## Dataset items
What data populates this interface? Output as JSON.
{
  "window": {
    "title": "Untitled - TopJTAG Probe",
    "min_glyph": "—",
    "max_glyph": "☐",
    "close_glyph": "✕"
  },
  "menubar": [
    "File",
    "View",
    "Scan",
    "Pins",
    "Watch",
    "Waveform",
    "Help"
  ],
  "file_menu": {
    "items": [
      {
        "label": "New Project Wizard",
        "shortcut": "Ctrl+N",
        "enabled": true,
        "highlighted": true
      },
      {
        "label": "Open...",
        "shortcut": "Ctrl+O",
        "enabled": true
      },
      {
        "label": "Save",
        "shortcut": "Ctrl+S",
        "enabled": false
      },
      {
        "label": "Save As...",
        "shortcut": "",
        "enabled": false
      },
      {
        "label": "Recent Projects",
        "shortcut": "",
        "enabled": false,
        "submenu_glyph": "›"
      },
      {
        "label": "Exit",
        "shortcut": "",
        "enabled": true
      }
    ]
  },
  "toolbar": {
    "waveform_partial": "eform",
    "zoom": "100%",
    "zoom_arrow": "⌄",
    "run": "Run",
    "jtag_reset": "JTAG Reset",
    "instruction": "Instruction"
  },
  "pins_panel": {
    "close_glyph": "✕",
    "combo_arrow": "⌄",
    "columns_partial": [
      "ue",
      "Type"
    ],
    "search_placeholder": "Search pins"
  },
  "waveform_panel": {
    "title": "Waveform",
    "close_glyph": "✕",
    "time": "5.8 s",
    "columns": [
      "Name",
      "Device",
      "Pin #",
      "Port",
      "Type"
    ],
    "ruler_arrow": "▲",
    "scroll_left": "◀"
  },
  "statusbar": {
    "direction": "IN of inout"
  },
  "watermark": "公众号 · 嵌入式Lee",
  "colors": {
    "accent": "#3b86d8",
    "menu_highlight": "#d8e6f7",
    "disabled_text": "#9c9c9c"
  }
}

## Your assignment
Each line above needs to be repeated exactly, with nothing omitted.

## Finished exercise
What data populates this interface? Output as JSON.
{
  "window": {
    "title": "Untitled - TopJTAG Probe",
    "min_glyph": "—",
    "max_glyph": "☐",
    "close_glyph": "✕"
  },
  "menubar": [
    "File",
    "View",
    "Scan",
    "Pins",
    "Watch",
    "Waveform",
    "Help"
  ],
  "file_menu": {
    "items": [
      {
        "label": "New Project Wizard",
        "shortcut": "Ctrl+N",
        "enabled": true,
        "highlighted": true
      },
      {
        "label": "Open...",
        "shortcut": "Ctrl+O",
        "enabled": true
      },
      {
        "label": "Save",
        "shortcut": "Ctrl+S",
        "enabled": false
      },
      {
        "label": "Save As...",
        "shortcut": "",
        "enabled": false
      },
      {
        "label": "Recent Projects",
        "shortcut": "",
        "enabled": false,
        "submenu_glyph": "›"
      },
      {
        "label": "Exit",
        "shortcut": "",
        "enabled": true
      }
    ]
  },
  "toolbar": {
    "waveform_partial": "eform",
    "zoom": "100%",
    "zoom_arrow": "⌄",
    "run": "Run",
    "jtag_reset": "JTAG Reset",
    "instruction": "Instruction"
  },
  "pins_panel": {
    "close_glyph": "✕",
    "combo_arrow": "⌄",
    "columns_partial": [
      "ue",
      "Type"
    ],
    "search_placeholder": "Search pins"
  },
  "waveform_panel": {
    "title": "Waveform",
    "close_glyph": "✕",
    "time": "5.8 s",
    "columns": [
      "Name",
      "Device",
      "Pin #",
      "Port",
      "Type"
    ],
    "ruler_arrow": "▲",
    "scroll_left": "◀"
  },
  "statusbar": {
    "direction": "IN of inout"
  },
  "watermark": "公众号 · 嵌入式Lee",
  "colors": {
    "accent": "#3b86d8",
    "menu_highlight": "#d8e6f7",
    "disabled_text": "#9c9c9c"
  }
}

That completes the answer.